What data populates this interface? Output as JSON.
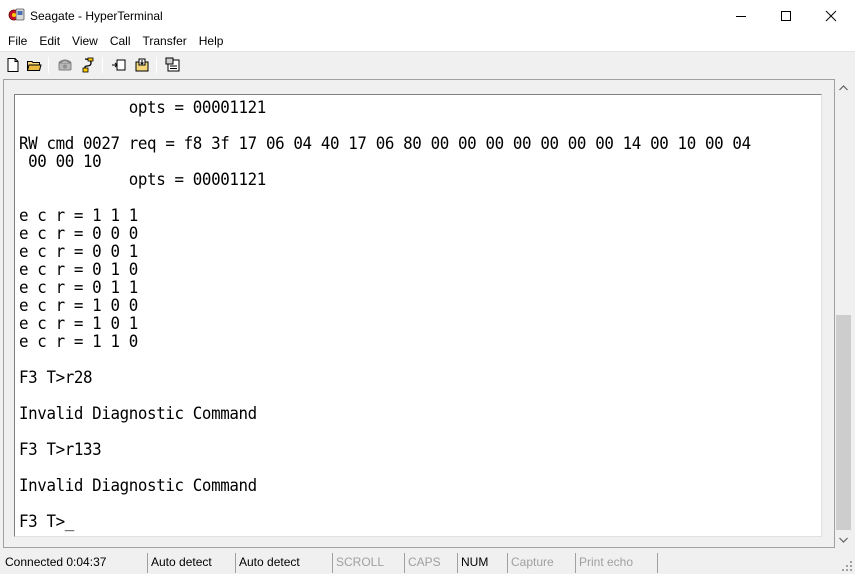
{
  "window": {
    "title": "Seagate - HyperTerminal"
  },
  "menu": {
    "items": [
      "File",
      "Edit",
      "View",
      "Call",
      "Transfer",
      "Help"
    ]
  },
  "toolbar": {
    "buttons": [
      "new-document-icon",
      "open-folder-icon",
      "phone-icon",
      "disconnect-icon",
      "send-icon",
      "receive-icon",
      "properties-icon"
    ]
  },
  "terminal": {
    "lines": [
      "            opts = 00001121",
      "",
      "RW cmd 0027 req = f8 3f 17 06 04 40 17 06 80 00 00 00 00 00 00 00 14 00 10 00 04",
      " 00 00 10",
      "            opts = 00001121",
      "",
      "e c r = 1 1 1",
      "e c r = 0 0 0",
      "e c r = 0 0 1",
      "e c r = 0 1 0",
      "e c r = 0 1 1",
      "e c r = 1 0 0",
      "e c r = 1 0 1",
      "e c r = 1 1 0",
      "",
      "F3 T>r28",
      "",
      "Invalid Diagnostic Command",
      "",
      "F3 T>r133",
      "",
      "Invalid Diagnostic Command",
      "",
      "F3 T>"
    ],
    "cursor": "_"
  },
  "status": {
    "connected": "Connected 0:04:37",
    "detect1": "Auto detect",
    "detect2": "Auto detect",
    "scroll": "SCROLL",
    "caps": "CAPS",
    "num": "NUM",
    "capture": "Capture",
    "print_echo": "Print echo"
  }
}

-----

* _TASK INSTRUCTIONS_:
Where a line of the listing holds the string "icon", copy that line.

* _EXPECTED OUTPUT_:
      "new-document-icon",
      "open-folder-icon",
      "phone-icon",
      "disconnect-icon",
      "send-icon",
      "receive-icon",
      "properties-icon"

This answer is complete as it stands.